• _Brief_:
Write out the whole listing again, exactly.

• _Provided material_:
════════════════

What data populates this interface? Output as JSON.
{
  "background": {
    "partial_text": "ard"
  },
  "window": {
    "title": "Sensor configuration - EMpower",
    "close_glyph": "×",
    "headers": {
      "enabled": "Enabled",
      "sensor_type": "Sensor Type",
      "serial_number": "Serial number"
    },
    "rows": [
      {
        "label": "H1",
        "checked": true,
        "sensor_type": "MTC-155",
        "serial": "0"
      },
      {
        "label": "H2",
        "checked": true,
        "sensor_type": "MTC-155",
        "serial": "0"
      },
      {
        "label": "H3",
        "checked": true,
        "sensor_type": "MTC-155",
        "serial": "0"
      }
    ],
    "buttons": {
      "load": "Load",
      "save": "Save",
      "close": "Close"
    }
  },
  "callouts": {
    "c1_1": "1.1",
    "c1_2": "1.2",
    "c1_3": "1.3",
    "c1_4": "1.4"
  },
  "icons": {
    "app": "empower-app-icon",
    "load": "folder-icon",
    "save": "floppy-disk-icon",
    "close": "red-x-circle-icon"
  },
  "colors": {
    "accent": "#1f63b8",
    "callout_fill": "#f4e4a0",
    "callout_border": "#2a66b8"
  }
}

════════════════

• _Finished exercise_:
What data populates this interface? Output as JSON.
{
  "background": {
    "partial_text": "ard"
  },
  "window": {
    "title": "Sensor configuration - EMpower",
    "close_glyph": "×",
    "headers": {
      "enabled": "Enabled",
      "sensor_type": "Sensor Type",
      "serial_number": "Serial number"
    },
    "rows": [
      {
        "label": "H1",
        "checked": true,
        "sensor_type": "MTC-155",
        "serial": "0"
      },
      {
        "label": "H2",
        "checked": true,
        "sensor_type": "MTC-155",
        "serial": "0"
      },
      {
        "label": "H3",
        "checked": true,
        "sensor_type": "MTC-155",
        "serial": "0"
      }
    ],
    "buttons": {
      "load": "Load",
      "save": "Save",
      "close": "Close"
    }
  },
  "callouts": {
    "c1_1": "1.1",
    "c1_2": "1.2",
    "c1_3": "1.3",
    "c1_4": "1.4"
  },
  "icons": {
    "app": "empower-app-icon",
    "load": "folder-icon",
    "save": "floppy-disk-icon",
    "close": "red-x-circle-icon"
  },
  "colors": {
    "accent": "#1f63b8",
    "callout_fill": "#f4e4a0",
    "callout_border": "#2a66b8"
  }
}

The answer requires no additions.